“The need for the EFCC to remain politically neutral and focused exclusively on fighting corruption is one that cannot be over-emphasised. Using the commission’s powers to serve politically partisan ends will represent an invidiously corrupt use of, and departure from that mandate, and will harm the perception of the commission as an unbiased criminal justice agency. It will also play into the hands of those who are detractors of the commission’s work, and provide them cannons with which to attack the commission’s objectivity and judgments.”
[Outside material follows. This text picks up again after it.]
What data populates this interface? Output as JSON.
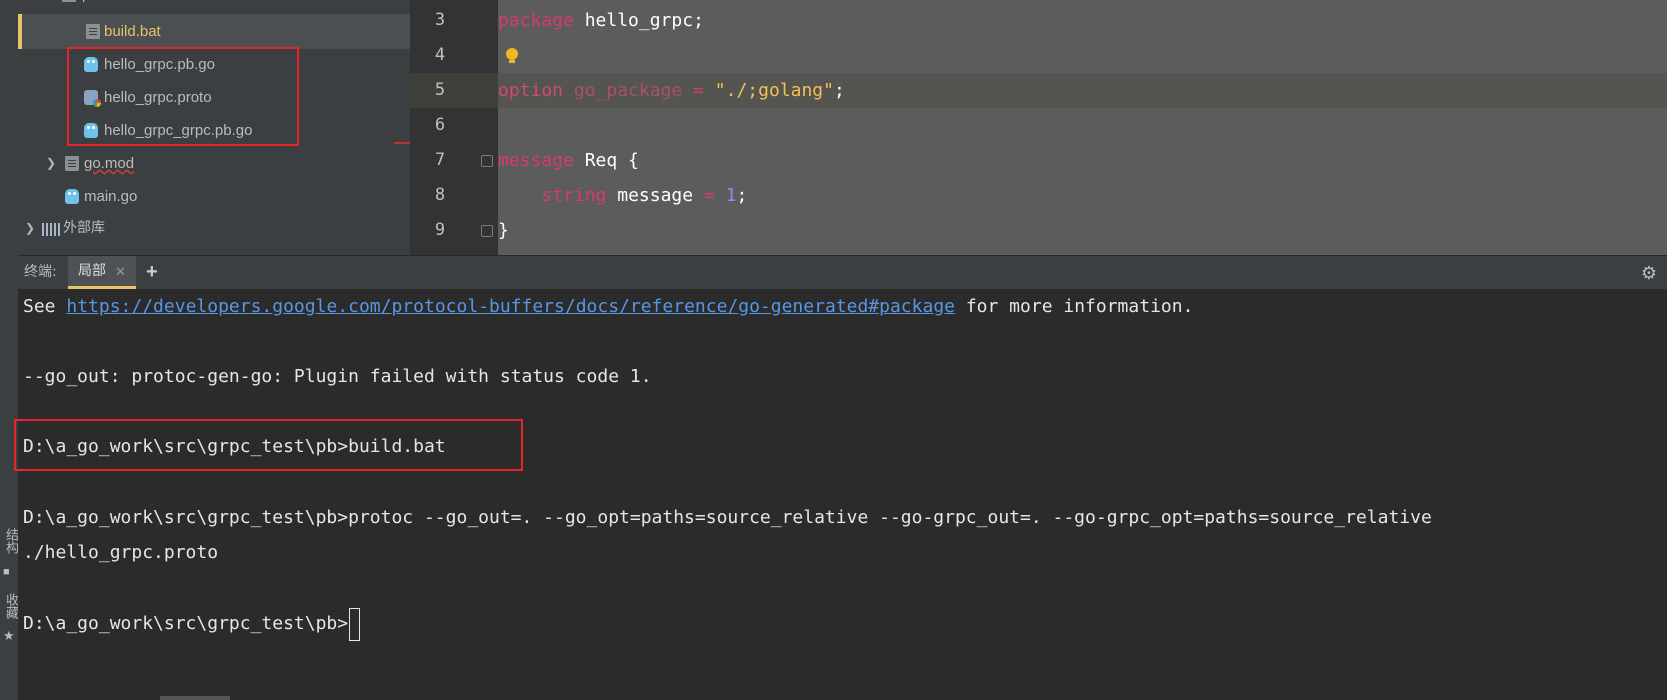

A2J expressed the fear that with the July 24 incident, “the EFCC may have already lost a significant measure of public goodwill, standing and trust, and it will be harder to rebuild its credibility after this stunt.”
Also, Chief Joe-Kyari Gadzama (SAN), disapproved of the timing of the EFCC move against Ortom, saying it smacks of political partisanship.
The SAN said, “The issue of the Economic and Financial Crimes Commission’s investigation of the governor; why is it coming after the impeachment notice has been announced? If you set a bush on fire, you may never be able to tell who the victim is. It may be the person’s wife or children. We should be careful about how we conduct our affairs in this country.”
But another Senior Advocate of Nigeria, Prof Fidelis Oditah, said the timing of the investigation report release was secondary to the substance that might be in the corruption allegation.
Oditah said, “The timing doesn’t matter; we’re playing politics; so, people can choose whatever timing they like to make allegations. The important thing is whether the allegations are correct.
“So, I don’t know that if someone is corrupt, the fact that whilst he was in one party no one alleged corruption against him and when he defects, they make allegations of corruption against him, it is wrong. That does not make the allegation incorrect. For me, the important thing is whether he is corrupt or not, not the timing of the allegation.
“So, if someone steals and they turn a blind eye because they thought he is one of them, if he leaves them, why can’t they say, ‘yes, this man is a thief, please, check him?’ I don’t have a problem with that.”
Oditah, however, admitted that security agencies in countries where public institutions are strong would have handled the case differently.
He added, “Generally, our institutions are very weak. You would have expected the EFCC and the police to have investigated these historic allegations of corruption and not to wait until the man ceased to be a member of the APC. It just shows the weakness of the institutions in the country. In Nigeria, no one will touch the director of campaign of the successful candidate. It points to the fact that we must strengthen our institutions.”
But the Chairman of the Presidential Advisory Committee Against Corruption, Prof Itse Sagay (SAN), rejected outright the insinuation that the EFCC was being political or that the anti-graft war was one-sided.
Sagay said, “This is my take on matters like that: is there any basis for the interrogation? If there is, then you cannot say, ‘yes, I have looted; why are you interrogating me alone? The other man looted too’. Why don’t you admit your loot first and be convicted then they will go to the other man.
“In fact, it sounds very absurd in the mouth of any person guilty of betrayal of trust, mismanagement of funds and embezzlement of our assets, to say he is not the only one. If you are not the only one, we will get you first and then move on to the other ones after that. That’s my take. So, I don’t accept that argument that there is selectivity or bias or anything. No; I reject it. If you have a case to answer, you have a case to answer.”